# Records for the exercise
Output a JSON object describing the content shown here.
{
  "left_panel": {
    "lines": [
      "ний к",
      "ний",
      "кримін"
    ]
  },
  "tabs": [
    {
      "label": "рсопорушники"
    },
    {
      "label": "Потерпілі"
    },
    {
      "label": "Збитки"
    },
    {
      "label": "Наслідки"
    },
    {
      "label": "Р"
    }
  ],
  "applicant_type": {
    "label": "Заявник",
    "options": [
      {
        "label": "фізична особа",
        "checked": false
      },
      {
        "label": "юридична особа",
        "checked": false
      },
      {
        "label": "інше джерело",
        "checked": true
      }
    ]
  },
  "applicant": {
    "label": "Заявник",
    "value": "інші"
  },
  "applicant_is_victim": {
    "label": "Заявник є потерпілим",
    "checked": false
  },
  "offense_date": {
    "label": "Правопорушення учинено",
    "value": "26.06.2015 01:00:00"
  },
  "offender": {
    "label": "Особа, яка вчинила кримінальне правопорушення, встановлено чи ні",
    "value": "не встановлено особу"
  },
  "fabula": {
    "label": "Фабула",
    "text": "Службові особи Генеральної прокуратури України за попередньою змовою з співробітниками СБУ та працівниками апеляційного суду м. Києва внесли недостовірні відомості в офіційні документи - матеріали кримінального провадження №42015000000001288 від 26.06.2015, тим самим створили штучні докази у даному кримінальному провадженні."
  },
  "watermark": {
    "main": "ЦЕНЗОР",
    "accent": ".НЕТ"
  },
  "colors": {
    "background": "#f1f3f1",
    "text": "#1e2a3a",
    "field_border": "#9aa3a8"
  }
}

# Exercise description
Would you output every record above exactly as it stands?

# Answer area
Output a JSON object describing the content shown here.
{
  "left_panel": {
    "lines": [
      "ний к",
      "ний",
      "кримін"
    ]
  },
  "tabs": [
    {
      "label": "рсопорушники"
    },
    {
      "label": "Потерпілі"
    },
    {
      "label": "Збитки"
    },
    {
      "label": "Наслідки"
    },
    {
      "label": "Р"
    }
  ],
  "applicant_type": {
    "label": "Заявник",
    "options": [
      {
        "label": "фізична особа",
        "checked": false
      },
      {
        "label": "юридична особа",
        "checked": false
      },
      {
        "label": "інше джерело",
        "checked": true
      }
    ]
  },
  "applicant": {
    "label": "Заявник",
    "value": "інші"
  },
  "applicant_is_victim": {
    "label": "Заявник є потерпілим",
    "checked": false
  },
  "offense_date": {
    "label": "Правопорушення учинено",
    "value": "26.06.2015 01:00:00"
  },
  "offender": {
    "label": "Особа, яка вчинила кримінальне правопорушення, встановлено чи ні",
    "value": "не встановлено особу"
  },
  "fabula": {
    "label": "Фабула",
    "text": "Службові особи Генеральної прокуратури України за попередньою змовою з співробітниками СБУ та працівниками апеляційного суду м. Києва внесли недостовірні відомості в офіційні документи - матеріали кримінального провадження №42015000000001288 від 26.06.2015, тим самим створили штучні докази у даному кримінальному провадженні."
  },
  "watermark": {
    "main": "ЦЕНЗОР",
    "accent": ".НЕТ"
  },
  "colors": {
    "background": "#f1f3f1",
    "text": "#1e2a3a",
    "field_border": "#9aa3a8"
  }
}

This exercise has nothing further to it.